Task details
Give back all the entries below. Omit none of them.

Data to examine

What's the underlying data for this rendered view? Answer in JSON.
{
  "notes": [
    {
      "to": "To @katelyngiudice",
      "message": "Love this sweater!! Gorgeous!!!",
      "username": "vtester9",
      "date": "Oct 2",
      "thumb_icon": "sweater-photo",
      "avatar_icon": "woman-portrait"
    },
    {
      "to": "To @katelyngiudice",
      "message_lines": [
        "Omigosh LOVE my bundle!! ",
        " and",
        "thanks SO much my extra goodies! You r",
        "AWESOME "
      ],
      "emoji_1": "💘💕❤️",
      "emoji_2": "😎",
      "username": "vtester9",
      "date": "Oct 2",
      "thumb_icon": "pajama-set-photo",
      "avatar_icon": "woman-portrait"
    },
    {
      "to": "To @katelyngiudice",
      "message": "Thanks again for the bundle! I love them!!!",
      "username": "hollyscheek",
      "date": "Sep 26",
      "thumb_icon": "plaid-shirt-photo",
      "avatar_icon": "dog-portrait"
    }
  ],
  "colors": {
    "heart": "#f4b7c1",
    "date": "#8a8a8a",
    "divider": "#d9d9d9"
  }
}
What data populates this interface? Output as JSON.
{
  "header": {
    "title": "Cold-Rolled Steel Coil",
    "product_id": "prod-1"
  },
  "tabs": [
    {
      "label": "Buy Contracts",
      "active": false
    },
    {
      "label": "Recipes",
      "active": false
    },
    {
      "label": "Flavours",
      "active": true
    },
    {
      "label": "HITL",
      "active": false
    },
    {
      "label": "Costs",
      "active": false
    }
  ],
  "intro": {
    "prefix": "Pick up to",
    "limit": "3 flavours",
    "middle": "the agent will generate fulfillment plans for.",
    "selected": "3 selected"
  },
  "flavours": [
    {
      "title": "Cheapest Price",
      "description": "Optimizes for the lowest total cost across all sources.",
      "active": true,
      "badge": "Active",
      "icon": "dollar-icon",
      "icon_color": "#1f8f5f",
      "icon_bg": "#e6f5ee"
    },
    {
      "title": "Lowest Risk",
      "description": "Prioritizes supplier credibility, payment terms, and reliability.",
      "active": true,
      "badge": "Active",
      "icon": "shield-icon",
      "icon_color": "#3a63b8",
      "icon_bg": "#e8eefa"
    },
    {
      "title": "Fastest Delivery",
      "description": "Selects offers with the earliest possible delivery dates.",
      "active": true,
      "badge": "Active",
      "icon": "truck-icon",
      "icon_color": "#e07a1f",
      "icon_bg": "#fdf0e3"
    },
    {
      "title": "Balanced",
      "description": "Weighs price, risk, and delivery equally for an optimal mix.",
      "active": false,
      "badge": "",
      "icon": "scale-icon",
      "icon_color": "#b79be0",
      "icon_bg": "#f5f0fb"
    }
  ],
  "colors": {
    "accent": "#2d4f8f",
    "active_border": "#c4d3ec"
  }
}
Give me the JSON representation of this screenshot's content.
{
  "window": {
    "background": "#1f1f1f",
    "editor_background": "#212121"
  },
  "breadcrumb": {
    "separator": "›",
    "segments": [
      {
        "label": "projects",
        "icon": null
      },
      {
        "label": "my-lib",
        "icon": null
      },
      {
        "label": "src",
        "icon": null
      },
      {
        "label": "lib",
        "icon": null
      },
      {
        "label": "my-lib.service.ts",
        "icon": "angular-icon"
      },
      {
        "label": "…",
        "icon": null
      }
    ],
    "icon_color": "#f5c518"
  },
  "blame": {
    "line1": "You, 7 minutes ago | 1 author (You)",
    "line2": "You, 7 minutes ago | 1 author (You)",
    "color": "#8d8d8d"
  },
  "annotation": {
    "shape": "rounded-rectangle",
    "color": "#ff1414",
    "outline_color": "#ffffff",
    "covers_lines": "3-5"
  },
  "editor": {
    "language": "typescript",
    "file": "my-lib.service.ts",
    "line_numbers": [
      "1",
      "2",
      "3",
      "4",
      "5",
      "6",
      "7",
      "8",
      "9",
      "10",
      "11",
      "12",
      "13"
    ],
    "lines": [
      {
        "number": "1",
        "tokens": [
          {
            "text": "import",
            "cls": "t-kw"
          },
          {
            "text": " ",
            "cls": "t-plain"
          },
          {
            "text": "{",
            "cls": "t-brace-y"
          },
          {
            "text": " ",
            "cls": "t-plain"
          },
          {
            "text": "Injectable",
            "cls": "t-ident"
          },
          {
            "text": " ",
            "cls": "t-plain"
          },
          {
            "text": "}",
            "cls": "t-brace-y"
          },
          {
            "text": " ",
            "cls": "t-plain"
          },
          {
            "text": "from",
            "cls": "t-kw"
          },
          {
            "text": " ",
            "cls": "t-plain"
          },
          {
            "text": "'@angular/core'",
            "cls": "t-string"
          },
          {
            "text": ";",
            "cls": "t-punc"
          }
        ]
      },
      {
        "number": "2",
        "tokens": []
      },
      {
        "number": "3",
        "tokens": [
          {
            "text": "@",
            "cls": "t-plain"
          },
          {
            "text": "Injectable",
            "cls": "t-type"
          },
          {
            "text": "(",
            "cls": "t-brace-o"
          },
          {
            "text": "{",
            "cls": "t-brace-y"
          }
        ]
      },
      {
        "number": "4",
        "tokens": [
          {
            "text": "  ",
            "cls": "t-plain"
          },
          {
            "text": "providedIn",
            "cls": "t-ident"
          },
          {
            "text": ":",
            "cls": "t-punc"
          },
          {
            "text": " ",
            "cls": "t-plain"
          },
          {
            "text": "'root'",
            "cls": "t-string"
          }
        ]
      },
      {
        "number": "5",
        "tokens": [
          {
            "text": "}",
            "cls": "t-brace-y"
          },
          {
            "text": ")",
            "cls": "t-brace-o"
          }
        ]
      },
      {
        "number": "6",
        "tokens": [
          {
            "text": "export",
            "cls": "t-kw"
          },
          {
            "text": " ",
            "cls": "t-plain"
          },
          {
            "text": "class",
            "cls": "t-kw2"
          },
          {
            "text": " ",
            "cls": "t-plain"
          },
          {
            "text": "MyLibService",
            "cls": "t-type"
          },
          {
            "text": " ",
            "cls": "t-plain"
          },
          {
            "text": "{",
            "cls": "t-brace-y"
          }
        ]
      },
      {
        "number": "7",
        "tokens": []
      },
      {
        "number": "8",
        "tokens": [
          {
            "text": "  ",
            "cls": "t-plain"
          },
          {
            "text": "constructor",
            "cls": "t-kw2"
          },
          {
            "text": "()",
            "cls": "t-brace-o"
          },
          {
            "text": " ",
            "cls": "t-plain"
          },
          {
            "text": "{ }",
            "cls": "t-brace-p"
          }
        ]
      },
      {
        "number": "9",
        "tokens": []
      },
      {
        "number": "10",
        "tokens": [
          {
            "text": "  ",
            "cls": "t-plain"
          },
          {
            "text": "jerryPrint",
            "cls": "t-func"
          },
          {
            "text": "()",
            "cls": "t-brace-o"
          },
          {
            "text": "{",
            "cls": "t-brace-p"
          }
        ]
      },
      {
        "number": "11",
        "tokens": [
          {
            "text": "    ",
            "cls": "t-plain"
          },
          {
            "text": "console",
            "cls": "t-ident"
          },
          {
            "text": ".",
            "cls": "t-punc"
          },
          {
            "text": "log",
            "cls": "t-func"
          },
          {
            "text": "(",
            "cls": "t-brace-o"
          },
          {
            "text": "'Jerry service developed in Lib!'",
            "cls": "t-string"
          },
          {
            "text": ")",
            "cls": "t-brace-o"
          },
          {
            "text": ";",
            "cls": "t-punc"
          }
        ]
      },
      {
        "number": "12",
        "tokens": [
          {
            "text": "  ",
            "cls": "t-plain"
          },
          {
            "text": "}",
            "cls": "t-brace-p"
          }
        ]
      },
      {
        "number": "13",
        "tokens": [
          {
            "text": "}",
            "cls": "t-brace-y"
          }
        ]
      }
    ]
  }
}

Response to the task
What's the underlying data for this rendered view? Answer in JSON.
{
  "notes": [
    {
      "to": "To @katelyngiudice",
      "message": "Love this sweater!! Gorgeous!!!",
      "username": "vtester9",
      "date": "Oct 2",
      "thumb_icon": "sweater-photo",
      "avatar_icon": "woman-portrait"
    },
    {
      "to": "To @katelyngiudice",
      "message_lines": [
        "Omigosh LOVE my bundle!! ",
        " and",
        "thanks SO much my extra goodies! You r",
        "AWESOME "
      ],
      "emoji_1": "💘💕❤️",
      "emoji_2": "😎",
      "username": "vtester9",
      "date": "Oct 2",
      "thumb_icon": "pajama-set-photo",
      "avatar_icon": "woman-portrait"
    },
    {
      "to": "To @katelyngiudice",
      "message": "Thanks again for the bundle! I love them!!!",
      "username": "hollyscheek",
      "date": "Sep 26",
      "thumb_icon": "plaid-shirt-photo",
      "avatar_icon": "dog-portrait"
    }
  ],
  "colors": {
    "heart": "#f4b7c1",
    "date": "#8a8a8a",
    "divider": "#d9d9d9"
  }
}
What data populates this interface? Output as JSON.
{
  "header": {
    "title": "Cold-Rolled Steel Coil",
    "product_id": "prod-1"
  },
  "tabs": [
    {
      "label": "Buy Contracts",
      "active": false
    },
    {
      "label": "Recipes",
      "active": false
    },
    {
      "label": "Flavours",
      "active": true
    },
    {
      "label": "HITL",
      "active": false
    },
    {
      "label": "Costs",
      "active": false
    }
  ],
  "intro": {
    "prefix": "Pick up to",
    "limit": "3 flavours",
    "middle": "the agent will generate fulfillment plans for.",
    "selected": "3 selected"
  },
  "flavours": [
    {
      "title": "Cheapest Price",
      "description": "Optimizes for the lowest total cost across all sources.",
      "active": true,
      "badge": "Active",
      "icon": "dollar-icon",
      "icon_color": "#1f8f5f",
      "icon_bg": "#e6f5ee"
    },
    {
      "title": "Lowest Risk",
      "description": "Prioritizes supplier credibility, payment terms, and reliability.",
      "active": true,
      "badge": "Active",
      "icon": "shield-icon",
      "icon_color": "#3a63b8",
      "icon_bg": "#e8eefa"
    },
    {
      "title": "Fastest Delivery",
      "description": "Selects offers with the earliest possible delivery dates.",
      "active": true,
      "badge": "Active",
      "icon": "truck-icon",
      "icon_color": "#e07a1f",
      "icon_bg": "#fdf0e3"
    },
    {
      "title": "Balanced",
      "description": "Weighs price, risk, and delivery equally for an optimal mix.",
      "active": false,
      "badge": "",
      "icon": "scale-icon",
      "icon_color": "#b79be0",
      "icon_bg": "#f5f0fb"
    }
  ],
  "colors": {
    "accent": "#2d4f8f",
    "active_border": "#c4d3ec"
  }
}
Give me the JSON representation of this screenshot's content.
{
  "window": {
    "background": "#1f1f1f",
    "editor_background": "#212121"
  },
  "breadcrumb": {
    "separator": "›",
    "segments": [
      {
        "label": "projects",
        "icon": null
      },
      {
        "label": "my-lib",
        "icon": null
      },
      {
        "label": "src",
        "icon": null
      },
      {
        "label": "lib",
        "icon": null
      },
      {
        "label": "my-lib.service.ts",
        "icon": "angular-icon"
      },
      {
        "label": "…",
        "icon": null
      }
    ],
    "icon_color": "#f5c518"
  },
  "blame": {
    "line1": "You, 7 minutes ago | 1 author (You)",
    "line2": "You, 7 minutes ago | 1 author (You)",
    "color": "#8d8d8d"
  },
  "annotation": {
    "shape": "rounded-rectangle",
    "color": "#ff1414",
    "outline_color": "#ffffff",
    "covers_lines": "3-5"
  },
  "editor": {
    "language": "typescript",
    "file": "my-lib.service.ts",
    "line_numbers": [
      "1",
      "2",
      "3",
      "4",
      "5",
      "6",
      "7",
      "8",
      "9",
      "10",
      "11",
      "12",
      "13"
    ],
    "lines": [
      {
        "number": "1",
        "tokens": [
          {
            "text": "import",
            "cls": "t-kw"
          },
          {
            "text": " ",
            "cls": "t-plain"
          },
          {
            "text": "{",
            "cls": "t-brace-y"
          },
          {
            "text": " ",
            "cls": "t-plain"
          },
          {
            "text": "Injectable",
            "cls": "t-ident"
          },
          {
            "text": " ",
            "cls": "t-plain"
          },
          {
            "text": "}",
            "cls": "t-brace-y"
          },
          {
            "text": " ",
            "cls": "t-plain"
          },
          {
            "text": "from",
            "cls": "t-kw"
          },
          {
            "text": " ",
            "cls": "t-plain"
          },
          {
            "text": "'@angular/core'",
            "cls": "t-string"
          },
          {
            "text": ";",
            "cls": "t-punc"
          }
        ]
      },
      {
        "number": "2",
        "tokens": []
      },
      {
        "number": "3",
        "tokens": [
          {
            "text": "@",
            "cls": "t-plain"
          },
          {
            "text": "Injectable",
            "cls": "t-type"
          },
          {
            "text": "(",
            "cls": "t-brace-o"
          },
          {
            "text": "{",
            "cls": "t-brace-y"
          }
        ]
      },
      {
        "number": "4",
        "tokens": [
          {
            "text": "  ",
            "cls": "t-plain"
          },
          {
            "text": "providedIn",
            "cls": "t-ident"
          },
          {
            "text": ":",
            "cls": "t-punc"
          },
          {
            "text": " ",
            "cls": "t-plain"
          },
          {
            "text": "'root'",
            "cls": "t-string"
          }
        ]
      },
      {
        "number": "5",
        "tokens": [
          {
            "text": "}",
            "cls": "t-brace-y"
          },
          {
            "text": ")",
            "cls": "t-brace-o"
          }
        ]
      },
      {
        "number": "6",
        "tokens": [
          {
            "text": "export",
            "cls": "t-kw"
          },
          {
            "text": " ",
            "cls": "t-plain"
          },
          {
            "text": "class",
            "cls": "t-kw2"
          },
          {
            "text": " ",
            "cls": "t-plain"
          },
          {
            "text": "MyLibService",
            "cls": "t-type"
          },
          {
            "text": " ",
            "cls": "t-plain"
          },
          {
            "text": "{",
            "cls": "t-brace-y"
          }
        ]
      },
      {
        "number": "7",
        "tokens": []
      },
      {
        "number": "8",
        "tokens": [
          {
            "text": "  ",
            "cls": "t-plain"
          },
          {
            "text": "constructor",
            "cls": "t-kw2"
          },
          {
            "text": "()",
            "cls": "t-brace-o"
          },
          {
            "text": " ",
            "cls": "t-plain"
          },
          {
            "text": "{ }",
            "cls": "t-brace-p"
          }
        ]
      },
      {
        "number": "9",
        "tokens": []
      },
      {
        "number": "10",
        "tokens": [
          {
            "text": "  ",
            "cls": "t-plain"
          },
          {
            "text": "jerryPrint",
            "cls": "t-func"
          },
          {
            "text": "()",
            "cls": "t-brace-o"
          },
          {
            "text": "{",
            "cls": "t-brace-p"
          }
        ]
      },
      {
        "number": "11",
        "tokens": [
          {
            "text": "    ",
            "cls": "t-plain"
          },
          {
            "text": "console",
            "cls": "t-ident"
          },
          {
            "text": ".",
            "cls": "t-punc"
          },
          {
            "text": "log",
            "cls": "t-func"
          },
          {
            "text": "(",
            "cls": "t-brace-o"
          },
          {
            "text": "'Jerry service developed in Lib!'",
            "cls": "t-string"
          },
          {
            "text": ")",
            "cls": "t-brace-o"
          },
          {
            "text": ";",
            "cls": "t-punc"
          }
        ]
      },
      {
        "number": "12",
        "tokens": [
          {
            "text": "  ",
            "cls": "t-plain"
          },
          {
            "text": "}",
            "cls": "t-brace-p"
          }
        ]
      },
      {
        "number": "13",
        "tokens": [
          {
            "text": "}",
            "cls": "t-brace-y"
          }
        ]
      }
    ]
  }
}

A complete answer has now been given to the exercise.